In keeping with the pattern of the season so far, the first rehearsal of Bewilderness almost didn’t happen thanks to Winter Storm Diego. But Zack Fine took it all in stride. As he walked to PlayMakers on the first Tuesday following the storm, he found himself thinking about Henry David Thoreau, as usual. “As I was walking here in this beautiful snow in this beautiful town with these beautiful people, this Thoreau quote was going through my head.”

“Surely joy is the condition of life.”
Henry David Thoreau

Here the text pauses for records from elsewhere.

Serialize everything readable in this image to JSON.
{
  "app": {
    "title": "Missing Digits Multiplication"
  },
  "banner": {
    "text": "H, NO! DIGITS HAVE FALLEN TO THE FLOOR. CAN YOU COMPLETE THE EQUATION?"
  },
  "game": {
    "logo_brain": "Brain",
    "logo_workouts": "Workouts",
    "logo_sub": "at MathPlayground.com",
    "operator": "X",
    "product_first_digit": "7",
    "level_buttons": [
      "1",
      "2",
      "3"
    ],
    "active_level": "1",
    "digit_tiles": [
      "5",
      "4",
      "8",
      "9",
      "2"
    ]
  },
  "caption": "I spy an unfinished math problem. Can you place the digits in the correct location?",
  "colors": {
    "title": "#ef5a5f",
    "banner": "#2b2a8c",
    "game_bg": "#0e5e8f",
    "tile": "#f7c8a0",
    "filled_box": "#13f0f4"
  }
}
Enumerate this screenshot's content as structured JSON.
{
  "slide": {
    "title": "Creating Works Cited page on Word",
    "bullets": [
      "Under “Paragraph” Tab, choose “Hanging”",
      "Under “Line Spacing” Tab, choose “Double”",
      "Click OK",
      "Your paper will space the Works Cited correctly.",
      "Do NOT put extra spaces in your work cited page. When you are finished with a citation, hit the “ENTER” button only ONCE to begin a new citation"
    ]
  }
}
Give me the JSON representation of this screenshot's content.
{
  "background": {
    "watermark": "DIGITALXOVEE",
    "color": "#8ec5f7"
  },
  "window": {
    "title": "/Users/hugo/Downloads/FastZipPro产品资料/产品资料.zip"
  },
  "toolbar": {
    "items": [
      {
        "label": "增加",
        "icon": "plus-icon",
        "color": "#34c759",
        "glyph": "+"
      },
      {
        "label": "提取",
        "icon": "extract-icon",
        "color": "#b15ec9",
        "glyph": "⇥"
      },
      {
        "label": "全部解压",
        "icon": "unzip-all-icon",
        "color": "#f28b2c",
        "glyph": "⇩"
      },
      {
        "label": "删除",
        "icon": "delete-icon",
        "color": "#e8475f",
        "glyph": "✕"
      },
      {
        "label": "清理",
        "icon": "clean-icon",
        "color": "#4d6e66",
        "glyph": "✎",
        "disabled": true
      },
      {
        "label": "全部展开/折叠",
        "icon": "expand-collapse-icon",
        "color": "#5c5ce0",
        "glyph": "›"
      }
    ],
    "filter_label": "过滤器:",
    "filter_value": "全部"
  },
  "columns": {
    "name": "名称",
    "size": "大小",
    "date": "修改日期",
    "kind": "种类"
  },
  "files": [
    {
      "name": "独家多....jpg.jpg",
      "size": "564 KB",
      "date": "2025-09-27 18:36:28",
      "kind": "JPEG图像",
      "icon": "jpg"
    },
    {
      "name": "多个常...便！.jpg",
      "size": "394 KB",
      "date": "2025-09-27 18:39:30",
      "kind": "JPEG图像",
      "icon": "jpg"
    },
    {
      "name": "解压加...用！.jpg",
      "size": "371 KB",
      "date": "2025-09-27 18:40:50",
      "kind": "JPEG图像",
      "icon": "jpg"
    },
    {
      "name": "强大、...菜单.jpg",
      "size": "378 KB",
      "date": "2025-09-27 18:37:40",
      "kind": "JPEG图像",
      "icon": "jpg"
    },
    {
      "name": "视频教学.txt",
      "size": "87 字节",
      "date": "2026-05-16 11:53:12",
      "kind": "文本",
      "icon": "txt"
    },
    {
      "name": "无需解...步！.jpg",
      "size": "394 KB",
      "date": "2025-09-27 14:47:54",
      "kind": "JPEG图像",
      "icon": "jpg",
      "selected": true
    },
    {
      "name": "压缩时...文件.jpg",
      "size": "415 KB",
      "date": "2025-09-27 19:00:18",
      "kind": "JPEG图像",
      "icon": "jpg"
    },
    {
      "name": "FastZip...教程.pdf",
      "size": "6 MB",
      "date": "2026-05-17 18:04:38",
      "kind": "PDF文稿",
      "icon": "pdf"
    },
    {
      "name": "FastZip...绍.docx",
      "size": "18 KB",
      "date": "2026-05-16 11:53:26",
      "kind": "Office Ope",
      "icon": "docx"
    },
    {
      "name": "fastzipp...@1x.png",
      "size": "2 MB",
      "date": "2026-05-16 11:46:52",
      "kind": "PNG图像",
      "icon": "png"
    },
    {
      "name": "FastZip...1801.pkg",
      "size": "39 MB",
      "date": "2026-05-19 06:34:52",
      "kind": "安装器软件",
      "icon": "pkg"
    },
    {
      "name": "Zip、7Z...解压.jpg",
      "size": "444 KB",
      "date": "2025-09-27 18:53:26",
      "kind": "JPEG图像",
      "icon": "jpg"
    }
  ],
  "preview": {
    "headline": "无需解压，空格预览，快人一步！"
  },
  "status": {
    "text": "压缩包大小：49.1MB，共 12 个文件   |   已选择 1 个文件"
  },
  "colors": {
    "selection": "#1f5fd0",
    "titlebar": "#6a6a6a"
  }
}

We’re certainly overjoyed to have Zack back in our building after his delightful turn as Duke Theseus and the fairy king, Oberon, in A Midsummer Night’s Dream. This time he plays himself, bending time and space to meet up with Henry David Thoreau in his cabin near Walden Pond in Bewilderness, an absurdist comedy about time, change, and the condition of life.

A different condition of life, with Ray Dooley as Puck and Zack Fine as Oberon in PlayMakers Repertory company's production of A MIDSUMMER NIGHT'S DREAM. (Jon Gardiner)

You see, Thoreau wasn’t always the American literary icon whose work we read in high school. As he and his brother explored the Concord and Merrimack Rivers by canoe, he kept a journal. And soon after his brother’s death, he published a version of his memories under the imaginative title of A Week on the Concord and Merrimack Rivers.

How was it? It sold so poorly that the publisher returned all remaining copies to the author.

“I have now a library of nearly 900 volumes over 700 of which I wrote myself.”
Henry David Thoreau

This was the book he originally wrote while living in that famous, 10′ x 16′ cabin on his buddy Ralph Waldo Emerson’s land. He didn’t live there as a hermit, as some have been led to believe. Part of his “wish to live deliberately” meant entertaining visitors and making regular trips to town. When his friends and neighbors began to ask what he did all day at the pond, he suspected he had a book in it.

He was right.

The condition of life at Walden Pond. Concord, Massachusetts. (Jerry & Marcy Monkman)

But failure came first and that’s what Zack is interested in. “It’s an absurd meditation on failure and process,” said the playwright. “I’m just so excited to discover what this thing is, to discover it together, and to be a part of this artistic community at PlayMakers. I can’t wait to begin.”

Catch Zack, Henry, and a host of other surprising characters in this joyous comedy about what it’s like to be alive. On our Kenan Stage January 9–13. Get your tickets today.